The challenge of artemisinin resistance can only be met by eliminating Plasmodium falciparum malaria across the Greater Mekong subregion
Published in
Malaria Journal, July 2014
DOI 10.1186/1475-2875-13-286
Pubmed ID
Authors

Cara Smith Gueye, Gretchen Newby, Jimee Hwang, Allison A Phillips, Maxine Whittaker, John R MacArthur, Roly D Gosling, Richard GA Feachem

Abstract

Artemisinin-based combinations are currently the most effective anti-malarials and, in addition to vector control, have led to significant declines in malaria morbidity and mortality. However, foci of artemisinin drug resistance have been identified in the Greater Mekong subregion (GMS) of the Asia Pacific, threatening the major gains made in malaria control and potentially creating a parasite pool that is more difficult to treat and eliminate. Efforts are underway to halt the spread of artemisinin resistance, including coordination of activities and funding, and identification of areas of suspected artemisinin resistance, now using a newly identified molecular marker. However, targeting resources to the containment of resistant parasites is likely inefficient and monitoring impact is challenging. A more sustainable solution is the rapid elimination of all Plasmodium falciparum parasites from the GMS. This strategy is more efficient for several reasons. First, a subregional strategy is in line with current commitment to elimination and will build upon the existing national political support for elimination as well as enhancing collaboration among countries. Second, the challenge of human mobility in the GMS is subregional in scope and requires a harmonized elimination strategy. Third, countries will need to improve and intensify malaria operations to reach elimination, and this will be a singular goal across the subregion. Rallying around the goal of P. falciparum elimination will not only utilize existing regional bodies to catalyze political and funding support, but will also leverage the funding already in place to achieve this subregional goal.

Twitter Demographics

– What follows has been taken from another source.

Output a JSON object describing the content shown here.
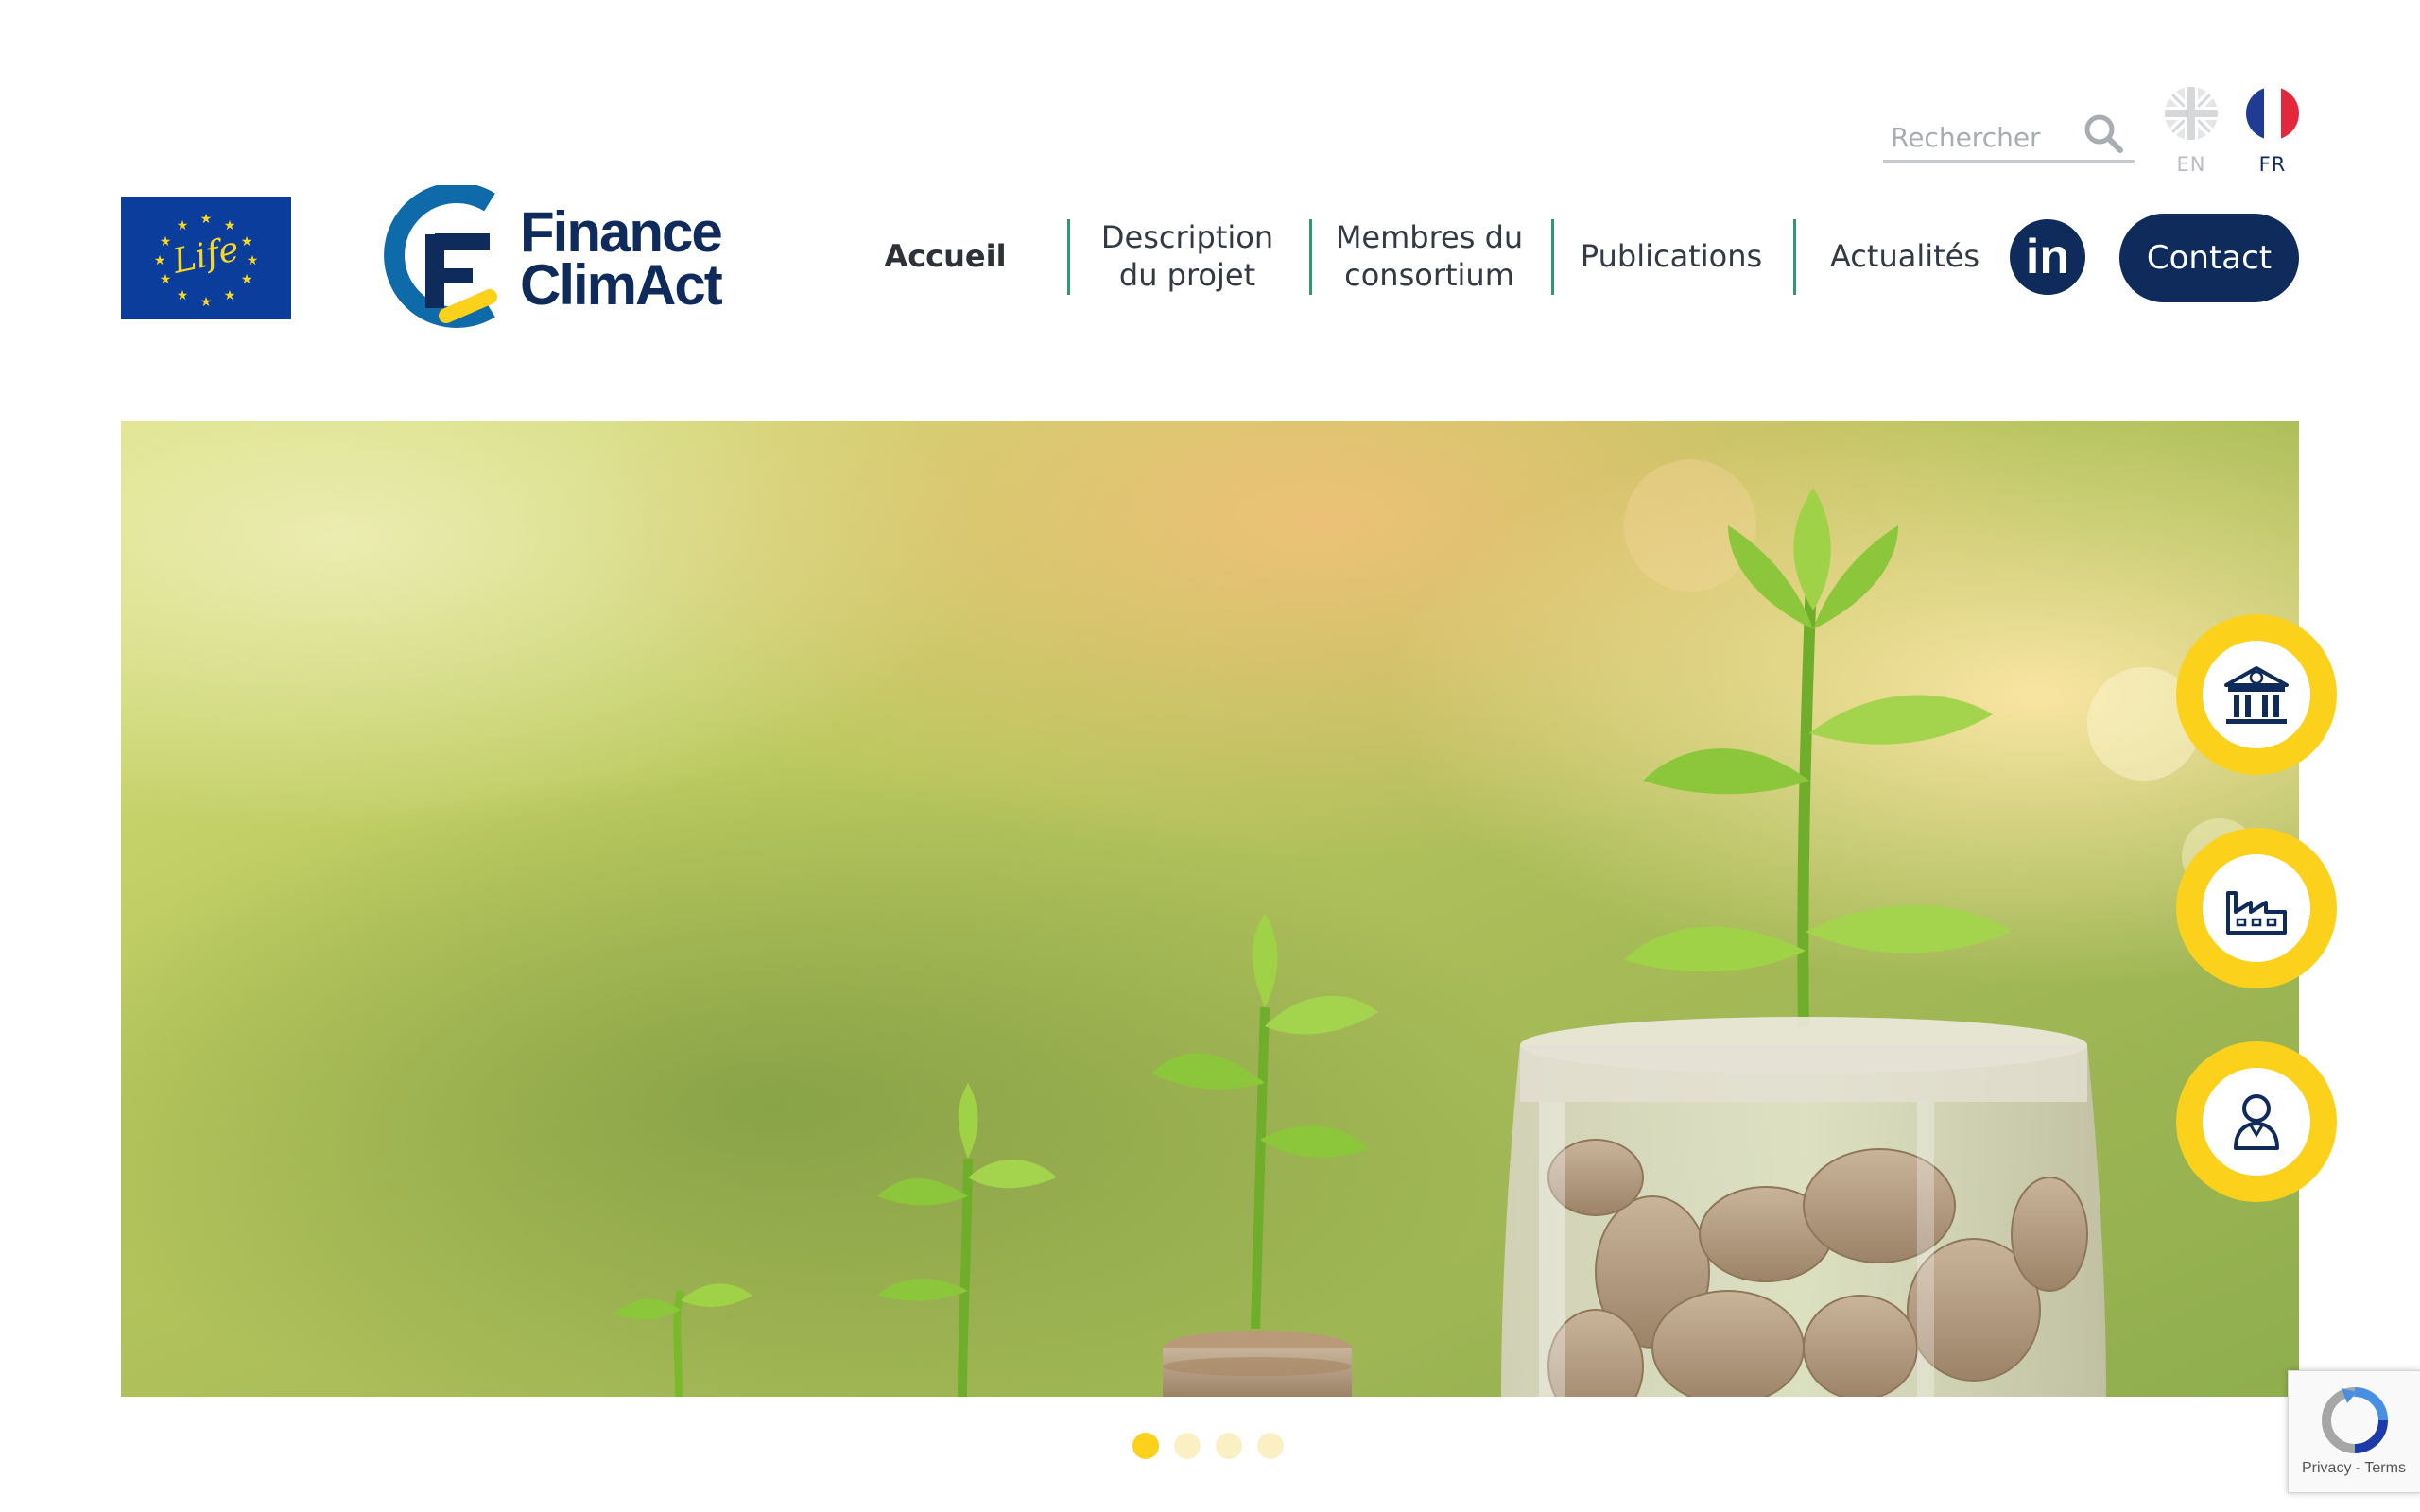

The data shown below were collected from the profiles of 17 tweeters who shared this research output. Click here to find out more about how the information was compiled.

Mendeley readers

The data shown below were compiled from readership statistics for 105 Mendeley readers of this research output. Click here to see the associated Mendeley record.

Geographical breakdown

Country Count As %
United Kingdom 4 4%
United States 2 2%
Burkina Faso 1 <1%
Unknown 98 93%

Demographic breakdown

Readers by professional status Count As %
Student > Ph. D. Student 20 19%
Student > Master 16 15%
Researcher 15 14%
Student > Bachelor 8 8%
Other 6 6%
Other 17 16%
Unknown 23 22%
Readers by discipline Count As %
Medicine and Dentistry 22 21%
Agricultural and Biological Sciences 21 20%
Biochemistry, Genetics and Molecular Biology 8 8%
Social Sciences 7 7%
Immunology and Microbiology 3 3%
Other 17 16%
Unknown 27 26%

Attention Score in Context

This research output has an Altmetric Attention Score of 20. This is our high-level measure of the quality and quantity of online attention that it has received. This Attention Score, as well as the ranking and number of research outputs shown below, was calculated when the research output was last mentioned on 30 December 2014.
All research outputs
#1,516,741
of 21,792,852 outputs
Outputs from Malaria Journal
#281
of 5,383 outputs
Outputs of similar age
#16,126
of 208,367 outputs
Outputs of similar age from Malaria Journal
#1
of 10 outputs
Altmetric has tracked 21,792,852 research outputs across all sources so far. Compared to these this one has done particularly well and is in the 93rd percentile: it's in the top 10% of all research outputs ever tracked by Altmetric.
So far Altmetric has tracked 5,383 research outputs from this source. They typically receive a little more attention than average, with a mean Attention Score of 6.6. This one has done particularly well, scoring higher than 94% of its peers.
Older research outputs will score higher simply because they've had more time to accumulate mentions. To account for age we can compare this Altmetric Attention Score to the 208,367 tracked outputs that were published within six weeks on either side of this one in any source. This one has done particularly well, scoring higher than 92% of its contemporaries.
We're also able to compare this research output to 10 others from the same source and published within six weeks on either side of this one. This one has scored higher than all of them